(Stored items from a collection)
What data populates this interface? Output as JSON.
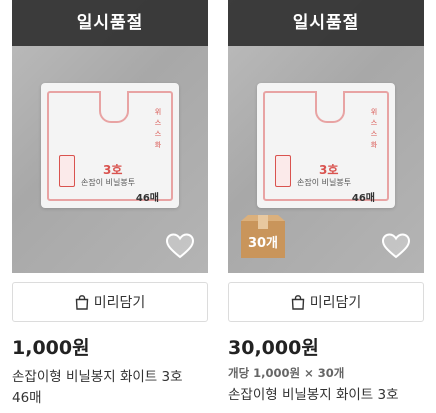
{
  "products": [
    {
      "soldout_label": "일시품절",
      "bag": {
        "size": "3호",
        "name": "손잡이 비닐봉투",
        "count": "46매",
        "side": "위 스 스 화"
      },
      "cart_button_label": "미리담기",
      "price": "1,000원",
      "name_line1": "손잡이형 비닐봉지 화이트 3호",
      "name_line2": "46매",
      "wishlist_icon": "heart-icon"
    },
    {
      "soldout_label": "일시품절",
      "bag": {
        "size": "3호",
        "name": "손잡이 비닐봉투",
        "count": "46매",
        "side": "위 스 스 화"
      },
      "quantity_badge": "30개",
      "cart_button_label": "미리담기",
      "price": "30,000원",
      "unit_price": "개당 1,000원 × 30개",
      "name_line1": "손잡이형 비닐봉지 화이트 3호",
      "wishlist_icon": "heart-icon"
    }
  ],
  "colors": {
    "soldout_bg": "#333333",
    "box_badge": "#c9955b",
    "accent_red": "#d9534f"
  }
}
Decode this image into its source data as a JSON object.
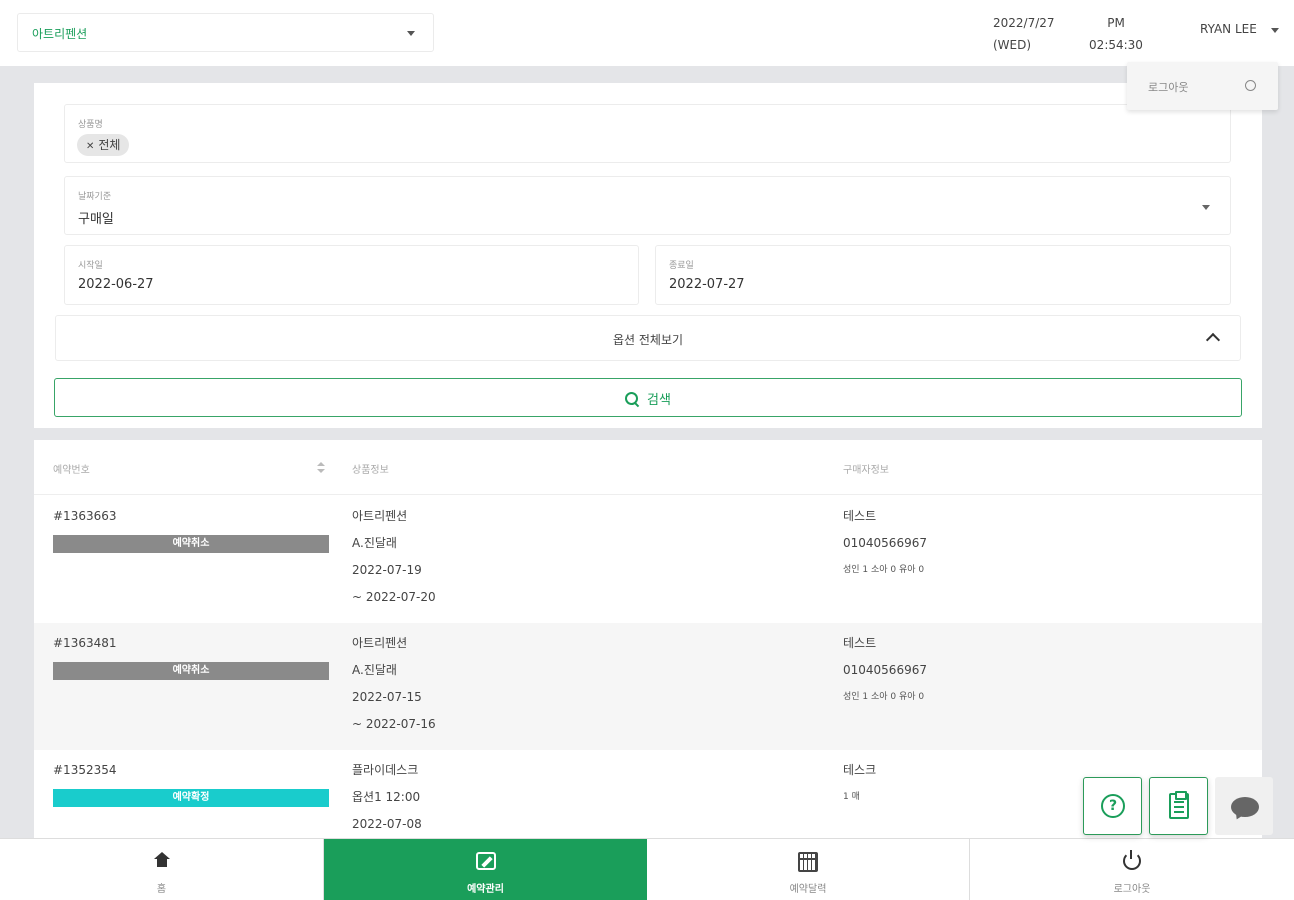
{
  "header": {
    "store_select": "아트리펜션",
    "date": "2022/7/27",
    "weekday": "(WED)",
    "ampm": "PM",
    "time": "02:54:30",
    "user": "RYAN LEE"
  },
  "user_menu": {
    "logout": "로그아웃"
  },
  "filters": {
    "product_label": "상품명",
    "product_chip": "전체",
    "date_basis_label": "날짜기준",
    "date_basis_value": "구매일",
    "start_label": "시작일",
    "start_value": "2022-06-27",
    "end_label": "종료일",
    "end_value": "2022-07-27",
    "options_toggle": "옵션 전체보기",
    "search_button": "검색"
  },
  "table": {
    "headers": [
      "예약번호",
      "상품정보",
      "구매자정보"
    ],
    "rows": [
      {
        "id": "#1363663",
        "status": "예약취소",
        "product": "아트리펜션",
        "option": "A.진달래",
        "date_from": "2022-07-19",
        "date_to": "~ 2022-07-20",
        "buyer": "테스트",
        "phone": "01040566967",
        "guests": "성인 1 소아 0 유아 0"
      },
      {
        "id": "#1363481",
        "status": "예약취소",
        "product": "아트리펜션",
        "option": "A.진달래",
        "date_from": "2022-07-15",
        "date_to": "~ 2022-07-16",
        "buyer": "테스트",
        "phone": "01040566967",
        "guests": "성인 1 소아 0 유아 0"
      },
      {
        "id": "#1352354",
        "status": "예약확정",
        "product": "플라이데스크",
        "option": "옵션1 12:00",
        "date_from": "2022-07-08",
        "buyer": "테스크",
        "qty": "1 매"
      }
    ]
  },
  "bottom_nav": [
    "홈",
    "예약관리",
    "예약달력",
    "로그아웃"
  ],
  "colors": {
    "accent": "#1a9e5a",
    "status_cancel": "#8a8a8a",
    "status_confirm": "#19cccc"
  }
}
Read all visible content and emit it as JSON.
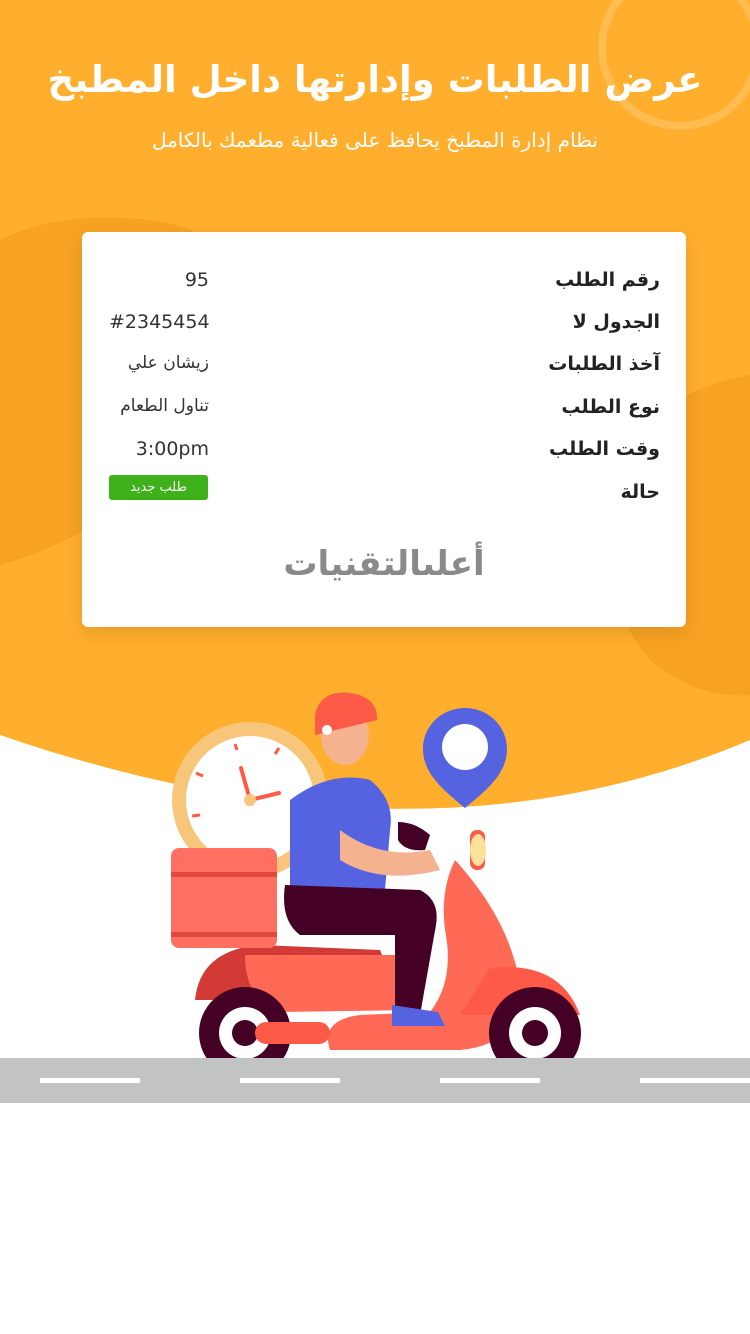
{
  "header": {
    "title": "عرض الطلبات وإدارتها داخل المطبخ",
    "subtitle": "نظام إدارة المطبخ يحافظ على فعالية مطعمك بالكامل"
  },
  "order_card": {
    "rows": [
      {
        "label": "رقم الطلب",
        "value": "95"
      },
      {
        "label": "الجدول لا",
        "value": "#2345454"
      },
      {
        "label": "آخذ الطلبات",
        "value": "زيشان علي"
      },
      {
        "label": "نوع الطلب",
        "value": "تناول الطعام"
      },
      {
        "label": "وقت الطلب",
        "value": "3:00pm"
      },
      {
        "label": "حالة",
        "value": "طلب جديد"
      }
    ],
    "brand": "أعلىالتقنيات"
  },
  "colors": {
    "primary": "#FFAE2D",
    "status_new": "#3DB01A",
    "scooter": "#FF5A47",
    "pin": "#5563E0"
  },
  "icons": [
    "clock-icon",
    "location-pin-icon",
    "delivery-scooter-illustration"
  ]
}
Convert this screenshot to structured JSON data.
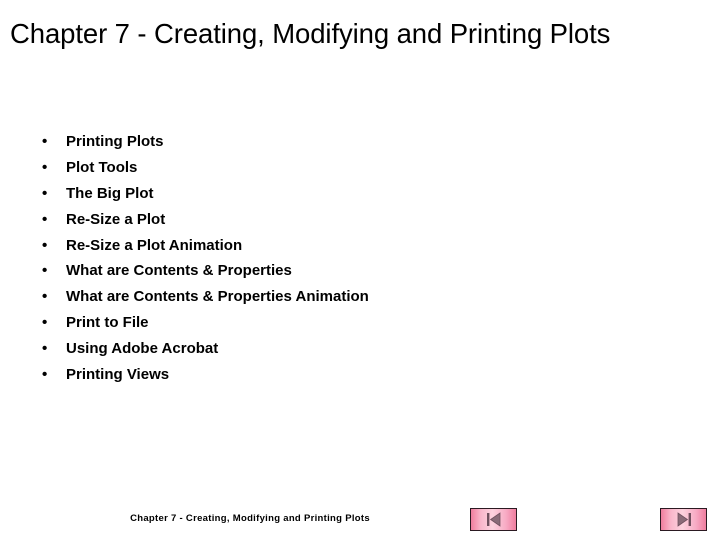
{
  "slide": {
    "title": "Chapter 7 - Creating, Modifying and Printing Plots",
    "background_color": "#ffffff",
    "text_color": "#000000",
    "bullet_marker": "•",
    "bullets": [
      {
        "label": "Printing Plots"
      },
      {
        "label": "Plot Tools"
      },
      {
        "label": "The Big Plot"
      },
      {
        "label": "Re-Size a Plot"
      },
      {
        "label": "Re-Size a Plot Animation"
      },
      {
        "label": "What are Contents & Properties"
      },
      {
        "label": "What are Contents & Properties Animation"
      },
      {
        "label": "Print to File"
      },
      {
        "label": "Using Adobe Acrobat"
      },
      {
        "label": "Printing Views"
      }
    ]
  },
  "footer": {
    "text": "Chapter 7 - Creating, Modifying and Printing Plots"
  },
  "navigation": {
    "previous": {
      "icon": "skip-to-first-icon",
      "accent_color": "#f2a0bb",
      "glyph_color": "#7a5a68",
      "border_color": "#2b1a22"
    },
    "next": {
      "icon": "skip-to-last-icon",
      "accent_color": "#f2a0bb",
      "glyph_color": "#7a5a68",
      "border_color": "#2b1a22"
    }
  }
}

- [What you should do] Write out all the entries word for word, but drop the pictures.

- [Output below]
What data populates this interface? Output as JSON.
{
  "products": [
    {
      "soldout_label": "일시품절",
      "bag": {
        "size": "3호",
        "name": "손잡이 비닐봉투",
        "count": "46매",
        "side": "위 스 스 화"
      },
      "cart_button_label": "미리담기",
      "price": "1,000원",
      "name_line1": "손잡이형 비닐봉지 화이트 3호",
      "name_line2": "46매",
      "wishlist_icon": "heart-icon"
    },
    {
      "soldout_label": "일시품절",
      "bag": {
        "size": "3호",
        "name": "손잡이 비닐봉투",
        "count": "46매",
        "side": "위 스 스 화"
      },
      "quantity_badge": "30개",
      "cart_button_label": "미리담기",
      "price": "30,000원",
      "unit_price": "개당 1,000원 × 30개",
      "name_line1": "손잡이형 비닐봉지 화이트 3호",
      "wishlist_icon": "heart-icon"
    }
  ],
  "colors": {
    "soldout_bg": "#333333",
    "box_badge": "#c9955b",
    "accent_red": "#d9534f"
  }
}
Decode this image into its source data as a JSON object.
{
  "header": {
    "store_select": "아트리펜션",
    "date": "2022/7/27",
    "weekday": "(WED)",
    "ampm": "PM",
    "time": "02:54:30",
    "user": "RYAN LEE"
  },
  "user_menu": {
    "logout": "로그아웃"
  },
  "filters": {
    "product_label": "상품명",
    "product_chip": "전체",
    "date_basis_label": "날짜기준",
    "date_basis_value": "구매일",
    "start_label": "시작일",
    "start_value": "2022-06-27",
    "end_label": "종료일",
    "end_value": "2022-07-27",
    "options_toggle": "옵션 전체보기",
    "search_button": "검색"
  },
  "table": {
    "headers": [
      "예약번호",
      "상품정보",
      "구매자정보"
    ],
    "rows": [
      {
        "id": "#1363663",
        "status": "예약취소",
        "product": "아트리펜션",
        "option": "A.진달래",
        "date_from": "2022-07-19",
        "date_to": "~ 2022-07-20",
        "buyer": "테스트",
        "phone": "01040566967",
        "guests": "성인 1 소아 0 유아 0"
      },
      {
        "id": "#1363481",
        "status": "예약취소",
        "product": "아트리펜션",
        "option": "A.진달래",
        "date_from": "2022-07-15",
        "date_to": "~ 2022-07-16",
        "buyer": "테스트",
        "phone": "01040566967",
        "guests": "성인 1 소아 0 유아 0"
      },
      {
        "id": "#1352354",
        "status": "예약확정",
        "product": "플라이데스크",
        "option": "옵션1 12:00",
        "date_from": "2022-07-08",
        "buyer": "테스크",
        "qty": "1 매"
      }
    ]
  },
  "bottom_nav": [
    "홈",
    "예약관리",
    "예약달력",
    "로그아웃"
  ],
  "colors": {
    "accent": "#1a9e5a",
    "status_cancel": "#8a8a8a",
    "status_confirm": "#19cccc"
  }
}
Read all visible content and emit it as JSON.
{
  "header": {
    "title": "عرض الطلبات وإدارتها داخل المطبخ",
    "subtitle": "نظام إدارة المطبخ يحافظ على فعالية مطعمك بالكامل"
  },
  "order_card": {
    "rows": [
      {
        "label": "رقم الطلب",
        "value": "95"
      },
      {
        "label": "الجدول لا",
        "value": "#2345454"
      },
      {
        "label": "آخذ الطلبات",
        "value": "زيشان علي"
      },
      {
        "label": "نوع الطلب",
        "value": "تناول الطعام"
      },
      {
        "label": "وقت الطلب",
        "value": "3:00pm"
      },
      {
        "label": "حالة",
        "value": "طلب جديد"
      }
    ],
    "brand": "أعلىالتقنيات"
  },
  "colors": {
    "primary": "#FFAE2D",
    "status_new": "#3DB01A",
    "scooter": "#FF5A47",
    "pin": "#5563E0"
  },
  "icons": [
    "clock-icon",
    "location-pin-icon",
    "delivery-scooter-illustration"
  ]
}
Convert this screenshot to structured JSON data.
{
  "slide": {
    "title": "Chapter 7 - Creating, Modifying and Printing Plots",
    "background_color": "#ffffff",
    "text_color": "#000000",
    "bullet_marker": "•",
    "bullets": [
      {
        "label": "Printing Plots"
      },
      {
        "label": "Plot Tools"
      },
      {
        "label": "The Big Plot"
      },
      {
        "label": "Re-Size a Plot"
      },
      {
        "label": "Re-Size a Plot Animation"
      },
      {
        "label": "What are Contents & Properties"
      },
      {
        "label": "What are Contents & Properties Animation"
      },
      {
        "label": "Print to File"
      },
      {
        "label": "Using Adobe Acrobat"
      },
      {
        "label": "Printing Views"
      }
    ]
  },
  "footer": {
    "text": "Chapter 7 - Creating, Modifying and Printing Plots"
  },
  "navigation": {
    "previous": {
      "icon": "skip-to-first-icon",
      "accent_color": "#f2a0bb",
      "glyph_color": "#7a5a68",
      "border_color": "#2b1a22"
    },
    "next": {
      "icon": "skip-to-last-icon",
      "accent_color": "#f2a0bb",
      "glyph_color": "#7a5a68",
      "border_color": "#2b1a22"
    }
  }
}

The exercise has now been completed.